The Kildare sister also runs a co-op where locals sift through the city’s rubbish to identify recyclable items to sell them to the recycling companies.
Another initiative set up by Celine in 2010 is the Touch of Hope Foundation, which provides training for back to work courses leading to job opportunities and financial independence; personal, community and cultural development; citizenship and care of the environment.
These courses are conducted by the local university and Government bodies. Celine hails from Rathangan and is the daughter of Rose and John Joe Conway.
What is the situation like in Brazil at the moment?
Absolutely chaotic! To date we have had 210,000 deaths and 8,490,133 confirmed cases — the second highest in the world.
In Manaus, the capital of the Amazon, a state of calamity has been declared as all hospitals are full to capacity and there isn’t sufficient oxygen to attend the patients in ICU.
Patients were transferred by the air force to other states for treatment.
Unfortunately, many cases and deaths could have been prevented if the President, Jair Bolsonaro, had taken a serious stance instead of constantly minimising the virus.
He never encouraged social distancing, the use of masks or lockdowns. He has constantly criticised the vaccine and said ‘if you take the vaccine and turn into an alligator, don’t blame me’.
Sadly, this attitude from the President is deplorable and only serves to create suspicion about the vaccines.
The emergency money was discontinued in December and so poverty and misery is on the increase with a notable increase of people at my gate looking for help.
How long have you been in lockdown?
I have been isolated alone since March 16 last year! I have had little or no human contact during this time, except for those who come to the gate looking for food.
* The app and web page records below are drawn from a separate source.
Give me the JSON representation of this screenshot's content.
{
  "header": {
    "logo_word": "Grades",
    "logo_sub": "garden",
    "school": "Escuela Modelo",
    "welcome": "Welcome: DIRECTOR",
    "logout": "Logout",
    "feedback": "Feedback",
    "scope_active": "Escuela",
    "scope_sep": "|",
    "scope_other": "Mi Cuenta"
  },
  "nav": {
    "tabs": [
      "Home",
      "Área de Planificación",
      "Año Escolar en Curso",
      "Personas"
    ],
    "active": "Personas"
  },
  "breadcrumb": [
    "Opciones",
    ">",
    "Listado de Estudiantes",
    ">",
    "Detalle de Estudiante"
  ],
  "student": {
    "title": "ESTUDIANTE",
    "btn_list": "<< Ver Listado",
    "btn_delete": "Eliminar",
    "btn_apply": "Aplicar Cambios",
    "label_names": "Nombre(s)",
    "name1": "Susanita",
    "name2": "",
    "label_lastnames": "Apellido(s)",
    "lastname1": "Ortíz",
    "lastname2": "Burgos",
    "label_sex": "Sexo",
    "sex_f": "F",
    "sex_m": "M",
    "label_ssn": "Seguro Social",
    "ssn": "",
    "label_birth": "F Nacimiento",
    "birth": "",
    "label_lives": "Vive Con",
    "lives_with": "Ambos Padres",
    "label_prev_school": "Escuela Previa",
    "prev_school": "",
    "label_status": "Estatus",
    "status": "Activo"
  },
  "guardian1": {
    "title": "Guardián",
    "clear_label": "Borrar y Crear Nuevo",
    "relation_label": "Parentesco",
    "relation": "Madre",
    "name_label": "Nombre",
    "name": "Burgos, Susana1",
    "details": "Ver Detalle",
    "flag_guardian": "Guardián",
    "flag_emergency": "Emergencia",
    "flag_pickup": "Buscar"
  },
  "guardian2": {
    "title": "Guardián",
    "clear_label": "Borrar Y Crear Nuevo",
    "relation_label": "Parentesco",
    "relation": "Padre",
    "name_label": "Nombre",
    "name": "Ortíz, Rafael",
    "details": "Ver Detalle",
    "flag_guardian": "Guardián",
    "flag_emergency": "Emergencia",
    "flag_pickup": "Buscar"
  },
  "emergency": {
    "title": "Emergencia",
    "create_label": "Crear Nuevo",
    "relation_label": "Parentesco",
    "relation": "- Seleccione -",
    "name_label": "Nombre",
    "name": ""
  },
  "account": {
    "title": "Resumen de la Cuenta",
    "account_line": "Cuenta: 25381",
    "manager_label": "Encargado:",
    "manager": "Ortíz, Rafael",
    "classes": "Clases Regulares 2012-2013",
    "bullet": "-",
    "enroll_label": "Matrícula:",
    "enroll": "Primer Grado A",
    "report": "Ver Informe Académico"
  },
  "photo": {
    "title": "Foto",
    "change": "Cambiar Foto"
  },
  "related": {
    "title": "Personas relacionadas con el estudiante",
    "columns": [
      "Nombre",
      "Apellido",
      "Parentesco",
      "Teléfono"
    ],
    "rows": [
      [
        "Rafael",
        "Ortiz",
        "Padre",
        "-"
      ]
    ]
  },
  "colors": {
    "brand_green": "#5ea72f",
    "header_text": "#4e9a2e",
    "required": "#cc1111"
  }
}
I only go out every 15 days to do shopping. As I’m the only Sister of Mercy in the country and the only Irish person in the city, it is imperative that I keep safe and well.
Is there any update on when the vaccine will arrive there?
Two vaccines have been in analysis by the health authority ANVISA — CoronaVac from China and the Oxford vaccine AstraZenica.
Both were finally approved on Monday, January 18, for emergency use. Unfortunately we have only eight million of the Chinese vaccine for a population of over 200 million.
Bolsonaro has emphatically criticised the use of the Chinese vaccine. We have a huge shortage of needles and syringes — due to lack of planning on behalf of the Federal government. Bolsonaro cancelled an order, which was submitted at the end of December, saying the price was too high.
What is your daily routine?
I spend my day doing art and craft, looking after my plants, cooking, cleaning, and watching TV. I watch Mass daily from my home parish in Rathangan which has given me the faith and hope that this too will pass.
I presume the charity work is on hold at the moment. What are your plans once you can get up and running again?
The Adult Literacy Project has been on hold since March as all public schools have been closed. The schools are hoping to reopen in February, but as the students of the literacy project are mostly over 60 they cannot return until they have been vaccinated.
The project receives no monetary funding from the government here, all funding comes through the generous donations from Ireland. Thankfully the teachers continued to be paid monthly throughout last year.
Do you get to contact home much?
I’m very fortunate to have good internet, so I can be in constant contact with my parents, family and friends through FaceTime and WhatsApp. I’ll have to wait until I’m vaccinated to get home — hopefully in July/August. Even with the vaccine, the new mutation of the virus in Brazil prevents me entering Portugal or England en route to Ireland.
Celine would like to thank Bunscoil Bhride in Rathangan for their donation of €550 which was raised before Christmas. She is also hugely grateful for donations of €640 which were made over Christmas.